[Web page and app entries]
= = = =

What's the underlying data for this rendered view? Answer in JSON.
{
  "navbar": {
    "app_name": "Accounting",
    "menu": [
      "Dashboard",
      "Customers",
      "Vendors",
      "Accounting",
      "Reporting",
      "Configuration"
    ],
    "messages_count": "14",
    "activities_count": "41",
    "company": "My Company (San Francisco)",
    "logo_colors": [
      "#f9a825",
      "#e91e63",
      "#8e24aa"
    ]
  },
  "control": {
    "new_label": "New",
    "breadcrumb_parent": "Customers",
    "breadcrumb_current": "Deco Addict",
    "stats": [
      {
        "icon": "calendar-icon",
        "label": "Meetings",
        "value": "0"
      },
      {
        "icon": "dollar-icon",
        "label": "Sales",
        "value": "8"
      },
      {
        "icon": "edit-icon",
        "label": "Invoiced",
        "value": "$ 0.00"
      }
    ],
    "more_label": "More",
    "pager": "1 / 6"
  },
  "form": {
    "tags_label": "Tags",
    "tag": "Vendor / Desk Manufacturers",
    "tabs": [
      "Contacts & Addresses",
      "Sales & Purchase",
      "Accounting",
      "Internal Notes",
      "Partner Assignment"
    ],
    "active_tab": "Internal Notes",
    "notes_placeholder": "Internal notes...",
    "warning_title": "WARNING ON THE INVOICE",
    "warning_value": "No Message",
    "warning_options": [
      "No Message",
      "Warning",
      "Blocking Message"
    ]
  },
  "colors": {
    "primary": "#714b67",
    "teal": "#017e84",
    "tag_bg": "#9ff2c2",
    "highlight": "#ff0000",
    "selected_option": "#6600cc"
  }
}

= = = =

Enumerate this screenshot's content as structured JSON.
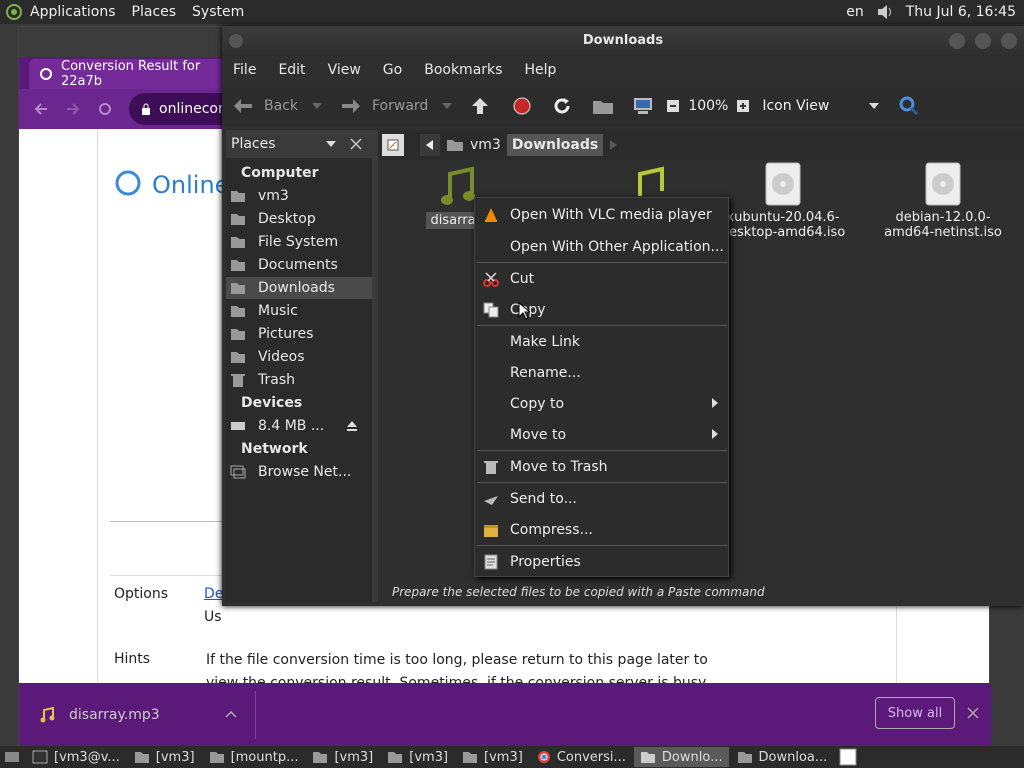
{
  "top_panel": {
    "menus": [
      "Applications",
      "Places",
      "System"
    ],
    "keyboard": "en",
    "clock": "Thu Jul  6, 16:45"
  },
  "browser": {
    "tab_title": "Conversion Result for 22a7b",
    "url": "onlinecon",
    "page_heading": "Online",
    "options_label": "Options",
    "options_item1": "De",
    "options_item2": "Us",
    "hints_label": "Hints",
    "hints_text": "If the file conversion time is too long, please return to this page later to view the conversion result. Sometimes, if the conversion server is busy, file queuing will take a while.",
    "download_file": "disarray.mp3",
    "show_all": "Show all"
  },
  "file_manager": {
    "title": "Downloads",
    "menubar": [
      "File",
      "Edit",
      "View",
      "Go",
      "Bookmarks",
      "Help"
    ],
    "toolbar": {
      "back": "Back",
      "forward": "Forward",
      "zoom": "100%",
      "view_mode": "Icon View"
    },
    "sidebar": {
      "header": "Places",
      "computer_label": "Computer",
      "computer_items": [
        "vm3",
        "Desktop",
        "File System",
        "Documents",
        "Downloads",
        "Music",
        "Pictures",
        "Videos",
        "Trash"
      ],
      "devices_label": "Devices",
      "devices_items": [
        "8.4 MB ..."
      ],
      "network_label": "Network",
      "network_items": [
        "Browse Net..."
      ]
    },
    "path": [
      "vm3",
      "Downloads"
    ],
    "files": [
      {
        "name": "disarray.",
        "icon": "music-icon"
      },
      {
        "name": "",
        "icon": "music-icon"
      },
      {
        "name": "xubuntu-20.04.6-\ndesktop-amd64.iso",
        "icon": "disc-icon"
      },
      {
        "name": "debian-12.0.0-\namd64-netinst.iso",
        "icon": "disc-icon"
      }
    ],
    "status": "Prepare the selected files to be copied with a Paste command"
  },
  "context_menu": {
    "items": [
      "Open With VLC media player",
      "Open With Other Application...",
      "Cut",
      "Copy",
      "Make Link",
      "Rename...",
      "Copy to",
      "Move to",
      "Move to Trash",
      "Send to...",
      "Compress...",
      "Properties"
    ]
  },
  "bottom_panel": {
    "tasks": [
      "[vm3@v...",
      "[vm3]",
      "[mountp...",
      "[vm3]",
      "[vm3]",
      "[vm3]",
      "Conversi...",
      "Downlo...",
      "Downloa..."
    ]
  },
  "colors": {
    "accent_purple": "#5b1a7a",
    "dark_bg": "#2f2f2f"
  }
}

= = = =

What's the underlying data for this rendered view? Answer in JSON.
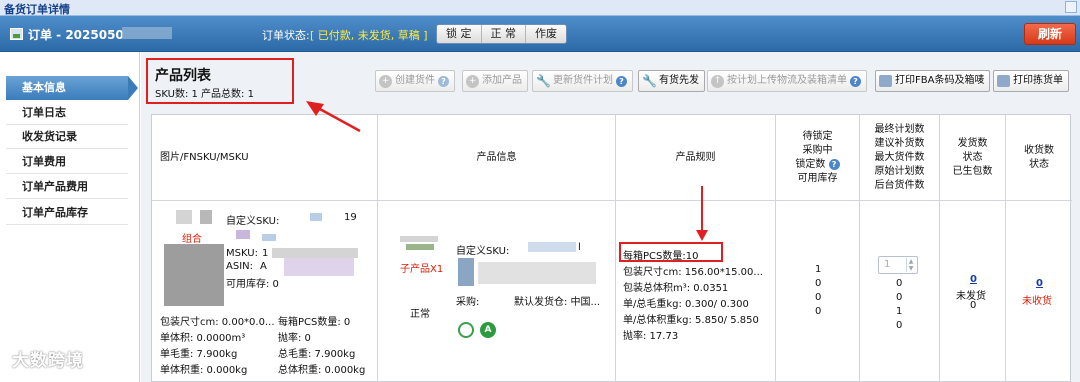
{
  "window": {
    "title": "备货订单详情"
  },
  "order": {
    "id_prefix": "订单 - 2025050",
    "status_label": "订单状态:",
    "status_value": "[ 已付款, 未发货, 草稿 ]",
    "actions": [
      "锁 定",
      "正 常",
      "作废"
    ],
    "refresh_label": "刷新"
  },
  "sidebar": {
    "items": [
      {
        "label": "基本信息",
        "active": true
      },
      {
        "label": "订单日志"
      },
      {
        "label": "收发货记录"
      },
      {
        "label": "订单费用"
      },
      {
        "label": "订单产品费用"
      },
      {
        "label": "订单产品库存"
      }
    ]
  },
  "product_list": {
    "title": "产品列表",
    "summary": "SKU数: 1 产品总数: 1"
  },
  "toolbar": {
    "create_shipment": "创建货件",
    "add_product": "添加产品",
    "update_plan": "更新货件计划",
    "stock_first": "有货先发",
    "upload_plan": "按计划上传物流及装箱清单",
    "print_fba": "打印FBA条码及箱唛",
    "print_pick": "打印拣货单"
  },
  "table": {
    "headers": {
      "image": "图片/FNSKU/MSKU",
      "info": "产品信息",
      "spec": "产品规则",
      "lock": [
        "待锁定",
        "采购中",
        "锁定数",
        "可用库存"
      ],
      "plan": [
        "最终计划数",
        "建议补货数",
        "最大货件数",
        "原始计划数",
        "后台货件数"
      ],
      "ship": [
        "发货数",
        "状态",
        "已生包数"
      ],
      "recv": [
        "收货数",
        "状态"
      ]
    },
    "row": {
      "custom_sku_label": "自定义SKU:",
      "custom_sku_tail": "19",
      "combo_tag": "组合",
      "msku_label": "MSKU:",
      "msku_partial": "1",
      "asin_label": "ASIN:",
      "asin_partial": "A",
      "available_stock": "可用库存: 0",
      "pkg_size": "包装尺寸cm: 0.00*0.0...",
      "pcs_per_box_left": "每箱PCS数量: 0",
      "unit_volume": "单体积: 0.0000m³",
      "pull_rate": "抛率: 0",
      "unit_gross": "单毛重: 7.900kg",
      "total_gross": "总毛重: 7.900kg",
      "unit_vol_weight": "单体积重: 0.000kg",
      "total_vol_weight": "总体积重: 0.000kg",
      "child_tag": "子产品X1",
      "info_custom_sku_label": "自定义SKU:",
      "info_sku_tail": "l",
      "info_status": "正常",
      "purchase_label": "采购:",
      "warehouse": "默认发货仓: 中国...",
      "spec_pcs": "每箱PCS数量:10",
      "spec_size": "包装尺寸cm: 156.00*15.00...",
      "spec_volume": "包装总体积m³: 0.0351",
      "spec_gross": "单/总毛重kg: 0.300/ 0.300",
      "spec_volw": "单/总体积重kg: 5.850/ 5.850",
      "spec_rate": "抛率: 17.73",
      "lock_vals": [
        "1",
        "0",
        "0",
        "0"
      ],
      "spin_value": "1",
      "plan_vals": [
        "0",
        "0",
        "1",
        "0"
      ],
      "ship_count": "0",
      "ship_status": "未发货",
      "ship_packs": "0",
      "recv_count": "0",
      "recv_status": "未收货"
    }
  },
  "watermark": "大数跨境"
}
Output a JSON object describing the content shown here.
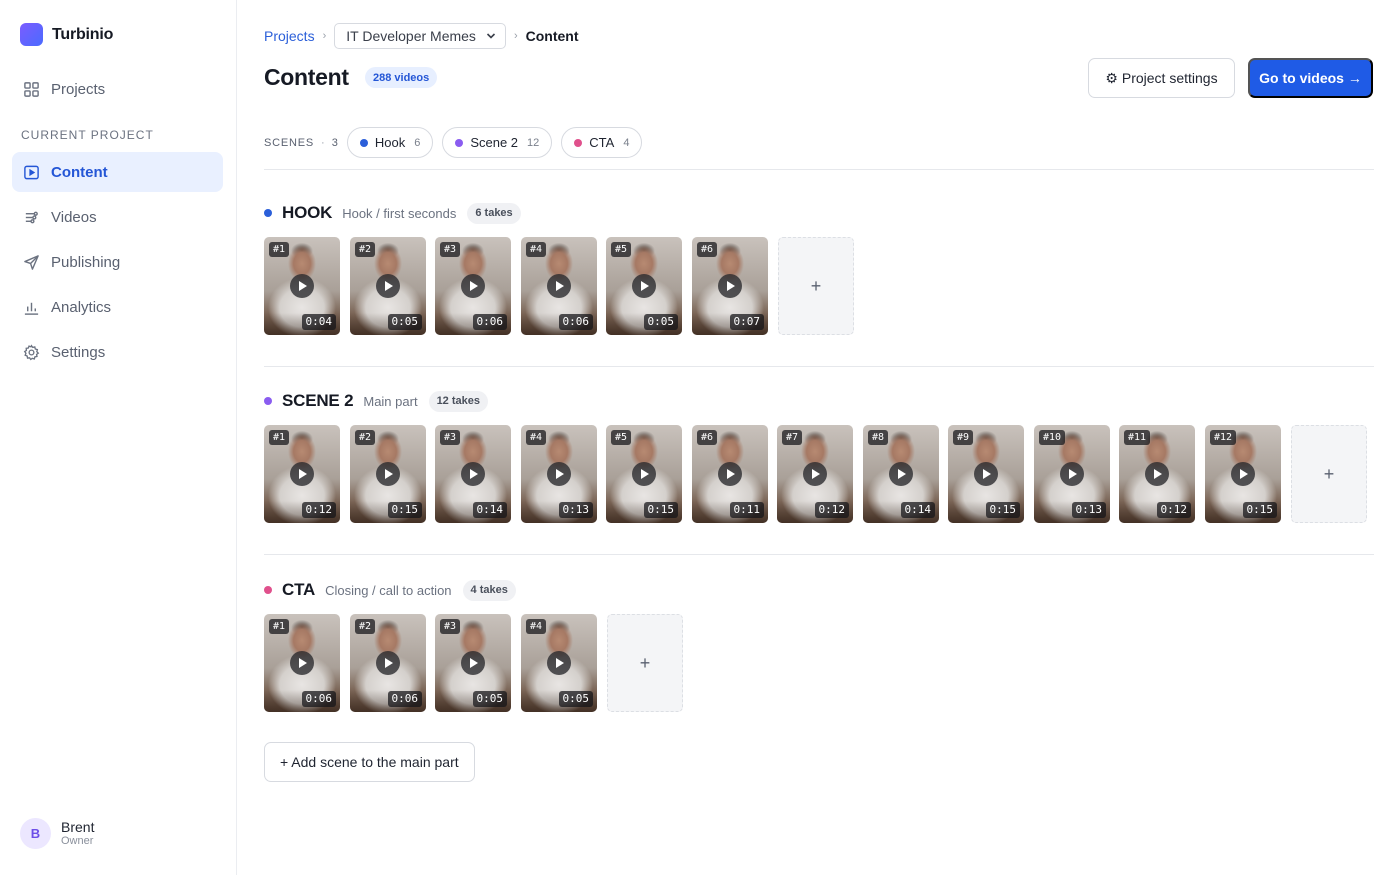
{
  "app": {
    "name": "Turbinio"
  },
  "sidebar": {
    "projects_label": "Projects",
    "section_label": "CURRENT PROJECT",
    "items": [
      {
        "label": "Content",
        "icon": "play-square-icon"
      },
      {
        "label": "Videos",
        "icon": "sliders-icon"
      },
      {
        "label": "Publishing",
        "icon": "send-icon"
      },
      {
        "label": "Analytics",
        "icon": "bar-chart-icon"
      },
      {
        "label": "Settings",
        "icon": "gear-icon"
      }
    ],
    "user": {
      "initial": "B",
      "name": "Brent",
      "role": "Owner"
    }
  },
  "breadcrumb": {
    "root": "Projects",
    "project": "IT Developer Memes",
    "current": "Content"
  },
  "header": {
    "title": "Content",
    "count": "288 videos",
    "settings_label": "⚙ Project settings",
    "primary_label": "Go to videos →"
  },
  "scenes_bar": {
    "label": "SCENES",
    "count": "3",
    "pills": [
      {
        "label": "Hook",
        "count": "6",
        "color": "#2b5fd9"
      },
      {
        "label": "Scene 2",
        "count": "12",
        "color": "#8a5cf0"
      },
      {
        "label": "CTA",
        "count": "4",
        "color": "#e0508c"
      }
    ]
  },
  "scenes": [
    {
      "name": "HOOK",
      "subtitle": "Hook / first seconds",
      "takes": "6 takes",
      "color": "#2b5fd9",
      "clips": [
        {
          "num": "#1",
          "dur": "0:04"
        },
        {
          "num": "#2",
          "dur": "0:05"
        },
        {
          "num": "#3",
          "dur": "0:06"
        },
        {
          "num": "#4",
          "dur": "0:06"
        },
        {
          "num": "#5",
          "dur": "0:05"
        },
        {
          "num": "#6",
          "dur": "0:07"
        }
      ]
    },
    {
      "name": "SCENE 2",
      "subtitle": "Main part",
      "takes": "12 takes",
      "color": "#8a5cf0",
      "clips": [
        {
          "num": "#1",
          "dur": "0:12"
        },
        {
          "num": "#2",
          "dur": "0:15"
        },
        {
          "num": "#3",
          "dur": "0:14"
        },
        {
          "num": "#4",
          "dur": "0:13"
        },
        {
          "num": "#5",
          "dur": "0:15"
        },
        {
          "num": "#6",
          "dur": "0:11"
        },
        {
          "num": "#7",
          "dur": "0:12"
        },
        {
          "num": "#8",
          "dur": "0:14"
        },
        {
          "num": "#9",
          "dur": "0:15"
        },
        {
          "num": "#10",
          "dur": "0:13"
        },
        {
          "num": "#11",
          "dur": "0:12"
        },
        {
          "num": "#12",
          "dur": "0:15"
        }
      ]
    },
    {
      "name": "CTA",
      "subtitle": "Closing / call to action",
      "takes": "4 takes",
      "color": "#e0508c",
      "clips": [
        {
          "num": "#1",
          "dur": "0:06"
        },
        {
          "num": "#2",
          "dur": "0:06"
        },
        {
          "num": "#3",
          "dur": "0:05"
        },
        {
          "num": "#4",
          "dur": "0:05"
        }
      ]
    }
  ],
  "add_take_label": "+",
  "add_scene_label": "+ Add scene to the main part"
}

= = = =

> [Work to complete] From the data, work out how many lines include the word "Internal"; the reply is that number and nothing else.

> [Result of the exercise] 3